The project aims to undertake nationwide efforts in the course of guiding these innocent souls to success. The target audience ages range from children over five years upto late adolescents of 16 years. These target population will be connected through the myriad of independent organizations affiliated with the Boys and Girls of America. The aim is to gain access to children and young teens in the grassroots while stimulating their craving for a better life and all-around society. All demographic subsets will be targeted, beginning with the majority white, African Americans, Latinos, Asian as well as the natives. These children will also be accessible through school-based associations as well as the hundreds of BGCA-affiliated youth centers.

Outreach Programs
It is important for members and employees of BGCA to outreach programs, which will increase the visibility of the club while also placing enormous positive perceptions to the general public (Larson, Walker, & Pearce, 2005). It is also worth noting that BGCA is fully committed to the technical revolution, which is demonstrated by the utilization of information technology in communicating with the target groups. Websites, social media handles, and interactive online sessions will go a long way in changing the mindset of vulnerable youth, creating avenues for social change that will reverberate even as they proceed into adulthood.

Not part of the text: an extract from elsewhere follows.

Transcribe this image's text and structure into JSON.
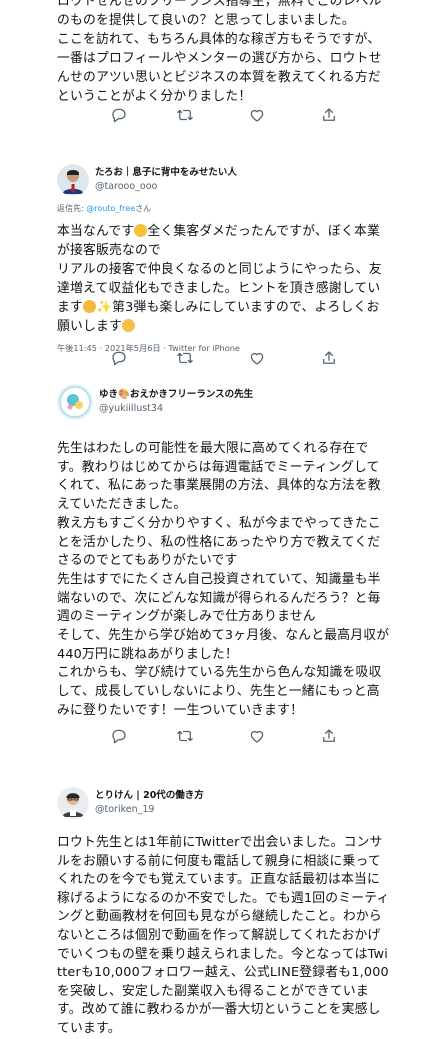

The utilization of information technology will aid in data collection, where children will be actively induced to submit online data from the nondescript regions of the country. The numerous BGCA offices will also serve as collection centers, where forms can be dropped off after being filled by BGCA’s younger members.

  • Anderson‐Butcher, D., Newsome, W. S., & Ferrari, T. M. (2003). Participation in boys and girls clubs and relationships to youth outcomes. Journal of Community Psychology, 31(1), 39-55.
  • Camino, L., & Zeldin, S. (2002). From periphery to center: Pathways for youth civic engagement in the day-to-day life of communities. Applied Developmental Science, 6(4), 213-220.
  • Larson, R., Walker, K., & Pearce, N. (2005). A comparison of youth‐driven and adult‐driven youth programs: balancing inputs from youth and adults. Journal of community psychology, 33(1), 57-74.